A senior regional editor has backed calls for the BBC to scale down its online activities in order to help local newspapers.
Home secretary Theresa May has called on the corporation to “think carefully” about whether its online presence is harming the industry, and veteran broadcaster David Dimbleby has since also questioned whether it has grown too big.
Now Northern Echo boss Peter Barron, one of the longest-serving daily editors has echoed the calls for a debate on the size of the BBC, claiming it currently represents “unfair competition” for local newspapers.
In a blog post, he said former local newspaper owner Mr Dimbleby was right to question whether the Beeb should scale down its online activity.
Wrote Peter: “It is my sincere belief that local newspapers, which have been entrenched in communities for generations, are fundamental to democracy. It is vital that as many as possible survive the severe economic challenges that they are facing.
“So the growth of a free local news service on BBC websites, subsidised by the compulsory licence fee, is unfair competition. Room needs to be left in the marketplace for trusted local papers, operating as businesses, and employing local people.
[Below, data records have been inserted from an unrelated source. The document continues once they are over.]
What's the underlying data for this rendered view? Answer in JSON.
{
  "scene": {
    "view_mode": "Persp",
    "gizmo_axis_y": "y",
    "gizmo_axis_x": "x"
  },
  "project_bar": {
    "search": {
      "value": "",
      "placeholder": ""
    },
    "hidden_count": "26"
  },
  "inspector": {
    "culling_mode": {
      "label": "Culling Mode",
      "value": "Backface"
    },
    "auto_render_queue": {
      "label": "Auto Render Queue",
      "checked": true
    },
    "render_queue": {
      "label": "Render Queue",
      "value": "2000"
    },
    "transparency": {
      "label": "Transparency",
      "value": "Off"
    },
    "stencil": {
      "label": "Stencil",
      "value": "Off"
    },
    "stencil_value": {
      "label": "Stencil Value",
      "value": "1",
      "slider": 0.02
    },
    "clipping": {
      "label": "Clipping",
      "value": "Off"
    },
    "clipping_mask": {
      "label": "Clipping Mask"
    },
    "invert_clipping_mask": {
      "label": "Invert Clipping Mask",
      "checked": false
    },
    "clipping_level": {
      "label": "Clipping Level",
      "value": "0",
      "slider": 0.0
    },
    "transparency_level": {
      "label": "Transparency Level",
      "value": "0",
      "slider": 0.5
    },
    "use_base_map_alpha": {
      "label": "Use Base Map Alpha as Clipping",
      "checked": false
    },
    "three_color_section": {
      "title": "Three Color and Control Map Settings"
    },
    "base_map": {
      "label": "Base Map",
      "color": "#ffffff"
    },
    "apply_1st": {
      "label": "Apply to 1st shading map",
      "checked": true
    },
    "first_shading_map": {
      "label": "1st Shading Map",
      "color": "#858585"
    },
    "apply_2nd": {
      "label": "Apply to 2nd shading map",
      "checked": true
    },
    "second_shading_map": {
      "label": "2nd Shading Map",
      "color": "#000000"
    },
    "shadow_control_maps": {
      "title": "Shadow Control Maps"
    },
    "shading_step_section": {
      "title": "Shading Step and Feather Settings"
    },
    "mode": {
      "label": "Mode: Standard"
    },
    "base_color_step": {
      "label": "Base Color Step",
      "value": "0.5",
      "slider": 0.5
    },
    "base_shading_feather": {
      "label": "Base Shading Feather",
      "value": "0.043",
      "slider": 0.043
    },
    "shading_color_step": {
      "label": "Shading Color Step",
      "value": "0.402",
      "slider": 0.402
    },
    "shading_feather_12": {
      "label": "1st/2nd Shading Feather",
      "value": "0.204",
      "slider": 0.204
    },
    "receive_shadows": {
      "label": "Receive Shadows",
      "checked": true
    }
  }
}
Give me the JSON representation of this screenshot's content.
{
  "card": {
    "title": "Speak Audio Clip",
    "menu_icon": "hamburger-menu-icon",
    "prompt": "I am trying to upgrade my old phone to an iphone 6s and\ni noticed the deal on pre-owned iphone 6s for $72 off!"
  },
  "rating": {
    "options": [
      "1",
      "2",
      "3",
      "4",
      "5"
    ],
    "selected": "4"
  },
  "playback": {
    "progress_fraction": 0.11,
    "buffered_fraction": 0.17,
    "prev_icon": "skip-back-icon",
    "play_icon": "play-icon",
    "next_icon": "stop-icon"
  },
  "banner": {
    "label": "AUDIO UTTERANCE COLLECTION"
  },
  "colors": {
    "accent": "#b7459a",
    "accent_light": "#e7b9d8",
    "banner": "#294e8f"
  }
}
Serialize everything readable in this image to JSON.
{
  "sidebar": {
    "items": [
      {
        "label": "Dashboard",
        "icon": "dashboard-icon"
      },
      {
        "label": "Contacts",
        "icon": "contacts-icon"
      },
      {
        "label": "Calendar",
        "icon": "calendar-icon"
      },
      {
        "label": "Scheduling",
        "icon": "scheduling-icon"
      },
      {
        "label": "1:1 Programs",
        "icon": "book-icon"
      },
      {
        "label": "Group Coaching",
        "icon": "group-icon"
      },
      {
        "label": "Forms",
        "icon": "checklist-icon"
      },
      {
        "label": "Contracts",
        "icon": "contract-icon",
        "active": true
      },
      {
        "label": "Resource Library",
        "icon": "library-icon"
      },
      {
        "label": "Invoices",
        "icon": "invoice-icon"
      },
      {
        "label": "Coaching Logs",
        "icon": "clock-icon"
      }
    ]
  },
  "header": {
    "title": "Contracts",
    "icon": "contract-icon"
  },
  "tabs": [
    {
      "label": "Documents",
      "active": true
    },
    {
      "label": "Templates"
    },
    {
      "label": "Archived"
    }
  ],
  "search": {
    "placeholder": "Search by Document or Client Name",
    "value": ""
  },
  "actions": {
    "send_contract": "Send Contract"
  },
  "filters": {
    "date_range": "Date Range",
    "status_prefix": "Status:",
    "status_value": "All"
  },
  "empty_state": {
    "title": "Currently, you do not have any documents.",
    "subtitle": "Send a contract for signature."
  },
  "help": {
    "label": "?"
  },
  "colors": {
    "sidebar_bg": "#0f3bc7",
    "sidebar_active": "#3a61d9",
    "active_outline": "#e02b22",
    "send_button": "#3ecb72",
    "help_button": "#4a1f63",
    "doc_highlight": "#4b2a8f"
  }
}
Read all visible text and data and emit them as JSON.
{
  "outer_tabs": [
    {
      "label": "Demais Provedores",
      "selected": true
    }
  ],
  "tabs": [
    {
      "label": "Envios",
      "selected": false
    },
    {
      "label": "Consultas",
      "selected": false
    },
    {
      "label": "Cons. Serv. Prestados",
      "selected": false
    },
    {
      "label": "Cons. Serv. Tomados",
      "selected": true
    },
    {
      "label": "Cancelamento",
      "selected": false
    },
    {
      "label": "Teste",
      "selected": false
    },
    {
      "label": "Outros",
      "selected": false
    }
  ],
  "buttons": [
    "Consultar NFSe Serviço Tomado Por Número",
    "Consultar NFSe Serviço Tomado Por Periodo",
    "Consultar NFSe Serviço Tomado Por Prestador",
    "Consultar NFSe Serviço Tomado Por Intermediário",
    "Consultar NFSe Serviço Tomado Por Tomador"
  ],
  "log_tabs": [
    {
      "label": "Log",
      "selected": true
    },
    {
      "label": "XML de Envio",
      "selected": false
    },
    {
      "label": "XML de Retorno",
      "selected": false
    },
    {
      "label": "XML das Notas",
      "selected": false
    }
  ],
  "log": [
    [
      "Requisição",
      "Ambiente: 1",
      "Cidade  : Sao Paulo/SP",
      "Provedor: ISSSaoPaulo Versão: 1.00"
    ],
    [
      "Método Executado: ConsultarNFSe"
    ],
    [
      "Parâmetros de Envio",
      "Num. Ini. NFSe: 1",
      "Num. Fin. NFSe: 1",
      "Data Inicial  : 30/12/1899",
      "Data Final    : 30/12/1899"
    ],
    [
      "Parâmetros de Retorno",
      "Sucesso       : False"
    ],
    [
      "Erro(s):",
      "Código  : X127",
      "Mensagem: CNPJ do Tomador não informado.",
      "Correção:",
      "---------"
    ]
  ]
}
“The truth is that the BBC doesn’t cover local news in the depth that local newspapers do. The corporation doesn’t have the resources at the grass roots, but it’s right to establish some parameters on how far the tentacles of the BBC monster should be allowed to stretch.
“There are definite opportunities for the BBC and local papers to work together and David Dimbleby’s stimulation of the debate is to be welcomed.”
Ms May told this month’s Society of Editors conference: “Local newspapers are having a particularly hard time. That has partly been the result of the BBC’s dominant position on the internet, and its ability to subsidise the provision of internet news using the licence fee.
“I believe that the BBC has to think carefully about its presence locally and the impact that has on local democracy.”
Interviewed on 5Live last week, Mr Dimbleby said there was “some truth” in her comments.
He said the corporation needed “to answer questions about whether the BBC has got too big. Whether it is too powerful for its own good. Whether it’s crushing newspapers, local newspapers particularly.”